▸ TO DO
The records below should be written out again, exactly.

************

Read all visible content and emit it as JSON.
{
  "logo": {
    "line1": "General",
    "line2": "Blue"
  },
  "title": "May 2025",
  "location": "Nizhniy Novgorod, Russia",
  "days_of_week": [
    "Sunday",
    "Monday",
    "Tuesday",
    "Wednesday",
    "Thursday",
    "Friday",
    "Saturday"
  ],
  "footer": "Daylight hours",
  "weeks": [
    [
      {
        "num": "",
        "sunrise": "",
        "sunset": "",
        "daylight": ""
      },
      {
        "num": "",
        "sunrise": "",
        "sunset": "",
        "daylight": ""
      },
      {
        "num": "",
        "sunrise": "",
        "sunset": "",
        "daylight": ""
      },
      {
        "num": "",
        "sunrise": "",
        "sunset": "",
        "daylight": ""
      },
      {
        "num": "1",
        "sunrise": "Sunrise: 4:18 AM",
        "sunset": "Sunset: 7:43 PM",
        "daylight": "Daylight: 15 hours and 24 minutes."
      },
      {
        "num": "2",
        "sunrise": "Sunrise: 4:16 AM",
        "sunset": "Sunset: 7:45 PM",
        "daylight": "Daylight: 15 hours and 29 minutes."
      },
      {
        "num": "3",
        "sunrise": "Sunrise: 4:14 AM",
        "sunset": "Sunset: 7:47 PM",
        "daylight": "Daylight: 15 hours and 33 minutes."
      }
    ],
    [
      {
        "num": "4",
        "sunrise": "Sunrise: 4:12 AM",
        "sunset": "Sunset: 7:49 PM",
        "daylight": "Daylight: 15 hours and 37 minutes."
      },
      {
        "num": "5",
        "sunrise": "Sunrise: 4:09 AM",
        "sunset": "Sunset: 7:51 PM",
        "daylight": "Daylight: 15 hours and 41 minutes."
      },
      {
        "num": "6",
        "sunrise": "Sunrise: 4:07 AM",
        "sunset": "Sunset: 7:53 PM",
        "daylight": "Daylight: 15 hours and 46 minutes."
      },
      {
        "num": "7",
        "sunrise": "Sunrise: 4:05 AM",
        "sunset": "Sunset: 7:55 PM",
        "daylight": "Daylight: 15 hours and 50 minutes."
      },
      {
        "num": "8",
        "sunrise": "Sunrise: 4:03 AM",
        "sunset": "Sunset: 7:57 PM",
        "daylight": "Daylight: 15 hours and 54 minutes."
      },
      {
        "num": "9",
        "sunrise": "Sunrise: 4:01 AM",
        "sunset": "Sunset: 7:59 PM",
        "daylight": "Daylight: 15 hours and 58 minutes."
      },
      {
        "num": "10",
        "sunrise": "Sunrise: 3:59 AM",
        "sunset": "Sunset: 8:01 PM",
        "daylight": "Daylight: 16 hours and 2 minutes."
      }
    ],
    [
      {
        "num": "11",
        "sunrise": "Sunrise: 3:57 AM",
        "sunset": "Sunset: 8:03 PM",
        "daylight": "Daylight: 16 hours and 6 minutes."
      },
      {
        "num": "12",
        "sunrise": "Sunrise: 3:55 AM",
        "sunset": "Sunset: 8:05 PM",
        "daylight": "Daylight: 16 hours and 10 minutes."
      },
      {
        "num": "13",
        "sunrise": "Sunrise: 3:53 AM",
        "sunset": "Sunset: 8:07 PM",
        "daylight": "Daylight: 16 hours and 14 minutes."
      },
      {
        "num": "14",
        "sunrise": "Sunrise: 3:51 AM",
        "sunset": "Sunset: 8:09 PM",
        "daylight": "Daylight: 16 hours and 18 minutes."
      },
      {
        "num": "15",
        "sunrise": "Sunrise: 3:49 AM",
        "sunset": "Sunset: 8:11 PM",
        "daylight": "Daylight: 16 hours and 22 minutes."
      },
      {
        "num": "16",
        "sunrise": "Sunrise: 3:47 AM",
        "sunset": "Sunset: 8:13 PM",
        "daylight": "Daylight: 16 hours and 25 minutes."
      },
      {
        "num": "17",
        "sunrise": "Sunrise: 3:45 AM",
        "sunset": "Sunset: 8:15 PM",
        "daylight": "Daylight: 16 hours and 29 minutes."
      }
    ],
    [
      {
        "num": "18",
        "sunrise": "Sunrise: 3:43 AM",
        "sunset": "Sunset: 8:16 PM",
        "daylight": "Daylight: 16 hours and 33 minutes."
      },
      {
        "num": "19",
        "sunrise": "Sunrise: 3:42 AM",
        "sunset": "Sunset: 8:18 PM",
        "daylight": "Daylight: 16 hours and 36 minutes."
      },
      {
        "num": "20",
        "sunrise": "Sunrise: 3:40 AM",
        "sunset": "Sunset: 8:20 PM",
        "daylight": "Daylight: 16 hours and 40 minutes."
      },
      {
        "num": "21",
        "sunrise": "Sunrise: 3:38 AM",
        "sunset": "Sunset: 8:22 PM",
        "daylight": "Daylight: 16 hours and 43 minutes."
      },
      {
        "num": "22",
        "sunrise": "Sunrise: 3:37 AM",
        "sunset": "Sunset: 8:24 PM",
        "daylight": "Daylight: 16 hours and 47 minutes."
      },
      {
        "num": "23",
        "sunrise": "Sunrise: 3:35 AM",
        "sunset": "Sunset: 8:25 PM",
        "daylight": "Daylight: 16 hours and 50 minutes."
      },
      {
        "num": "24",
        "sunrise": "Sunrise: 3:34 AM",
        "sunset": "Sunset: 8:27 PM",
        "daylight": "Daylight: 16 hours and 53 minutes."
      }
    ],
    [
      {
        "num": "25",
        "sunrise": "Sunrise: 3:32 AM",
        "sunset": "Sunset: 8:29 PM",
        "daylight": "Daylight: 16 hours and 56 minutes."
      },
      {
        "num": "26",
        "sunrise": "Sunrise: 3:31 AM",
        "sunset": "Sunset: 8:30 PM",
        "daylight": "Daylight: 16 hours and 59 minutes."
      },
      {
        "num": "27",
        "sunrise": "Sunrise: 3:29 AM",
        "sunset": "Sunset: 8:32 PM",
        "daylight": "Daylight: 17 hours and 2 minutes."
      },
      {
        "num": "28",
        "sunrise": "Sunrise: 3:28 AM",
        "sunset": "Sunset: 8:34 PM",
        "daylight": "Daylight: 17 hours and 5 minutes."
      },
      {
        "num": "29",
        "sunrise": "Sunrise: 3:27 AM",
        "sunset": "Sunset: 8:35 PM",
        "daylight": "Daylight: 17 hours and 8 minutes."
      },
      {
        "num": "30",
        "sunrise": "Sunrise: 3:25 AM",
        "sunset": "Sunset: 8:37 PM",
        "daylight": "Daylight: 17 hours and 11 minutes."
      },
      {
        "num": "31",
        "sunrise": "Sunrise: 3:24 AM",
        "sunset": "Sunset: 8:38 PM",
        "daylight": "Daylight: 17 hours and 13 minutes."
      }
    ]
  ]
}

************

▸ OUTPUT FOR THIS EXERCISE
Read all visible content and emit it as JSON.
{
  "logo": {
    "line1": "General",
    "line2": "Blue"
  },
  "title": "May 2025",
  "location": "Nizhniy Novgorod, Russia",
  "days_of_week": [
    "Sunday",
    "Monday",
    "Tuesday",
    "Wednesday",
    "Thursday",
    "Friday",
    "Saturday"
  ],
  "footer": "Daylight hours",
  "weeks": [
    [
      {
        "num": "",
        "sunrise": "",
        "sunset": "",
        "daylight": ""
      },
      {
        "num": "",
        "sunrise": "",
        "sunset": "",
        "daylight": ""
      },
      {
        "num": "",
        "sunrise": "",
        "sunset": "",
        "daylight": ""
      },
      {
        "num": "",
        "sunrise": "",
        "sunset": "",
        "daylight": ""
      },
      {
        "num": "1",
        "sunrise": "Sunrise: 4:18 AM",
        "sunset": "Sunset: 7:43 PM",
        "daylight": "Daylight: 15 hours and 24 minutes."
      },
      {
        "num": "2",
        "sunrise": "Sunrise: 4:16 AM",
        "sunset": "Sunset: 7:45 PM",
        "daylight": "Daylight: 15 hours and 29 minutes."
      },
      {
        "num": "3",
        "sunrise": "Sunrise: 4:14 AM",
        "sunset": "Sunset: 7:47 PM",
        "daylight": "Daylight: 15 hours and 33 minutes."
      }
    ],
    [
      {
        "num": "4",
        "sunrise": "Sunrise: 4:12 AM",
        "sunset": "Sunset: 7:49 PM",
        "daylight": "Daylight: 15 hours and 37 minutes."
      },
      {
        "num": "5",
        "sunrise": "Sunrise: 4:09 AM",
        "sunset": "Sunset: 7:51 PM",
        "daylight": "Daylight: 15 hours and 41 minutes."
      },
      {
        "num": "6",
        "sunrise": "Sunrise: 4:07 AM",
        "sunset": "Sunset: 7:53 PM",
        "daylight": "Daylight: 15 hours and 46 minutes."
      },
      {
        "num": "7",
        "sunrise": "Sunrise: 4:05 AM",
        "sunset": "Sunset: 7:55 PM",
        "daylight": "Daylight: 15 hours and 50 minutes."
      },
      {
        "num": "8",
        "sunrise": "Sunrise: 4:03 AM",
        "sunset": "Sunset: 7:57 PM",
        "daylight": "Daylight: 15 hours and 54 minutes."
      },
      {
        "num": "9",
        "sunrise": "Sunrise: 4:01 AM",
        "sunset": "Sunset: 7:59 PM",
        "daylight": "Daylight: 15 hours and 58 minutes."
      },
      {
        "num": "10",
        "sunrise": "Sunrise: 3:59 AM",
        "sunset": "Sunset: 8:01 PM",
        "daylight": "Daylight: 16 hours and 2 minutes."
      }
    ],
    [
      {
        "num": "11",
        "sunrise": "Sunrise: 3:57 AM",
        "sunset": "Sunset: 8:03 PM",
        "daylight": "Daylight: 16 hours and 6 minutes."
      },
      {
        "num": "12",
        "sunrise": "Sunrise: 3:55 AM",
        "sunset": "Sunset: 8:05 PM",
        "daylight": "Daylight: 16 hours and 10 minutes."
      },
      {
        "num": "13",
        "sunrise": "Sunrise: 3:53 AM",
        "sunset": "Sunset: 8:07 PM",
        "daylight": "Daylight: 16 hours and 14 minutes."
      },
      {
        "num": "14",
        "sunrise": "Sunrise: 3:51 AM",
        "sunset": "Sunset: 8:09 PM",
        "daylight": "Daylight: 16 hours and 18 minutes."
      },
      {
        "num": "15",
        "sunrise": "Sunrise: 3:49 AM",
        "sunset": "Sunset: 8:11 PM",
        "daylight": "Daylight: 16 hours and 22 minutes."
      },
      {
        "num": "16",
        "sunrise": "Sunrise: 3:47 AM",
        "sunset": "Sunset: 8:13 PM",
        "daylight": "Daylight: 16 hours and 25 minutes."
      },
      {
        "num": "17",
        "sunrise": "Sunrise: 3:45 AM",
        "sunset": "Sunset: 8:15 PM",
        "daylight": "Daylight: 16 hours and 29 minutes."
      }
    ],
    [
      {
        "num": "18",
        "sunrise": "Sunrise: 3:43 AM",
        "sunset": "Sunset: 8:16 PM",
        "daylight": "Daylight: 16 hours and 33 minutes."
      },
      {
        "num": "19",
        "sunrise": "Sunrise: 3:42 AM",
        "sunset": "Sunset: 8:18 PM",
        "daylight": "Daylight: 16 hours and 36 minutes."
      },
      {
        "num": "20",
        "sunrise": "Sunrise: 3:40 AM",
        "sunset": "Sunset: 8:20 PM",
        "daylight": "Daylight: 16 hours and 40 minutes."
      },
      {
        "num": "21",
        "sunrise": "Sunrise: 3:38 AM",
        "sunset": "Sunset: 8:22 PM",
        "daylight": "Daylight: 16 hours and 43 minutes."
      },
      {
        "num": "22",
        "sunrise": "Sunrise: 3:37 AM",
        "sunset": "Sunset: 8:24 PM",
        "daylight": "Daylight: 16 hours and 47 minutes."
      },
      {
        "num": "23",
        "sunrise": "Sunrise: 3:35 AM",
        "sunset": "Sunset: 8:25 PM",
        "daylight": "Daylight: 16 hours and 50 minutes."
      },
      {
        "num": "24",
        "sunrise": "Sunrise: 3:34 AM",
        "sunset": "Sunset: 8:27 PM",
        "daylight": "Daylight: 16 hours and 53 minutes."
      }
    ],
    [
      {
        "num": "25",
        "sunrise": "Sunrise: 3:32 AM",
        "sunset": "Sunset: 8:29 PM",
        "daylight": "Daylight: 16 hours and 56 minutes."
      },
      {
        "num": "26",
        "sunrise": "Sunrise: 3:31 AM",
        "sunset": "Sunset: 8:30 PM",
        "daylight": "Daylight: 16 hours and 59 minutes."
      },
      {
        "num": "27",
        "sunrise": "Sunrise: 3:29 AM",
        "sunset": "Sunset: 8:32 PM",
        "daylight": "Daylight: 17 hours and 2 minutes."
      },
      {
        "num": "28",
        "sunrise": "Sunrise: 3:28 AM",
        "sunset": "Sunset: 8:34 PM",
        "daylight": "Daylight: 17 hours and 5 minutes."
      },
      {
        "num": "29",
        "sunrise": "Sunrise: 3:27 AM",
        "sunset": "Sunset: 8:35 PM",
        "daylight": "Daylight: 17 hours and 8 minutes."
      },
      {
        "num": "30",
        "sunrise": "Sunrise: 3:25 AM",
        "sunset": "Sunset: 8:37 PM",
        "daylight": "Daylight: 17 hours and 11 minutes."
      },
      {
        "num": "31",
        "sunrise": "Sunrise: 3:24 AM",
        "sunset": "Sunset: 8:38 PM",
        "daylight": "Daylight: 17 hours and 13 minutes."
      }
    ]
  ]
}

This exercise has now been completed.